## Exercise goal
In the material below, some lines carry "icon". Copy each such line.

## Data provided
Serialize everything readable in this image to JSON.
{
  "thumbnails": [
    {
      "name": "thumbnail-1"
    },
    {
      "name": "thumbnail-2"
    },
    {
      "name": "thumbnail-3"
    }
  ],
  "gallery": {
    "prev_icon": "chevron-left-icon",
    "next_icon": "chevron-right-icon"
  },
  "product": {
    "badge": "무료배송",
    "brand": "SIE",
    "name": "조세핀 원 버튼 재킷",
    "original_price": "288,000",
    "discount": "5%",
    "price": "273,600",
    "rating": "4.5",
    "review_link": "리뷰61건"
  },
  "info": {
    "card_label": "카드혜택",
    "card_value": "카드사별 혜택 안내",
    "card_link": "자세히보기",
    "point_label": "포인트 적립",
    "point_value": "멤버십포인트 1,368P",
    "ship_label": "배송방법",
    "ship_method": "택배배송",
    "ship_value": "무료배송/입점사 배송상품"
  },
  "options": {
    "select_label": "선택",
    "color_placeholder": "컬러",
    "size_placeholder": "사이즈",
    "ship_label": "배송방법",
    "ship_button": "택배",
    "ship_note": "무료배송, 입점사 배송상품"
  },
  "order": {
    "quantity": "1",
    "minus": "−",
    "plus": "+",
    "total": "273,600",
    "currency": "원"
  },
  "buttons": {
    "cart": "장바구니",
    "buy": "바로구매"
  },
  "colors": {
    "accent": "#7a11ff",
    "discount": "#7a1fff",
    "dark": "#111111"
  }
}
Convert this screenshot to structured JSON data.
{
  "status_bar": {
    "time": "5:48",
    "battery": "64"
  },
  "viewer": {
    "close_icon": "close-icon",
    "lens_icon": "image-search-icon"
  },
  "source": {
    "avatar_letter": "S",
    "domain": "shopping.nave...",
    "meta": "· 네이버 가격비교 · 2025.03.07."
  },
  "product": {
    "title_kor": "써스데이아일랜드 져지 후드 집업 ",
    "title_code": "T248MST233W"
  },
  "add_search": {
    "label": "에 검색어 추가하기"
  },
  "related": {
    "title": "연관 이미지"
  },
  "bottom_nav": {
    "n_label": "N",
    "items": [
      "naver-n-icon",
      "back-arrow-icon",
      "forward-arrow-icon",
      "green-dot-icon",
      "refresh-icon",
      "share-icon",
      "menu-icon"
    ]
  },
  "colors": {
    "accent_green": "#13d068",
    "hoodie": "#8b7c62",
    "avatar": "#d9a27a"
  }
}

## Task output
    "prev_icon": "chevron-left-icon",
    "next_icon": "chevron-right-icon"
    "close_icon": "close-icon",
    "lens_icon": "image-search-icon"
      "naver-n-icon",
      "back-arrow-icon",
      "forward-arrow-icon",
      "green-dot-icon",
      "refresh-icon",
      "share-icon",
      "menu-icon"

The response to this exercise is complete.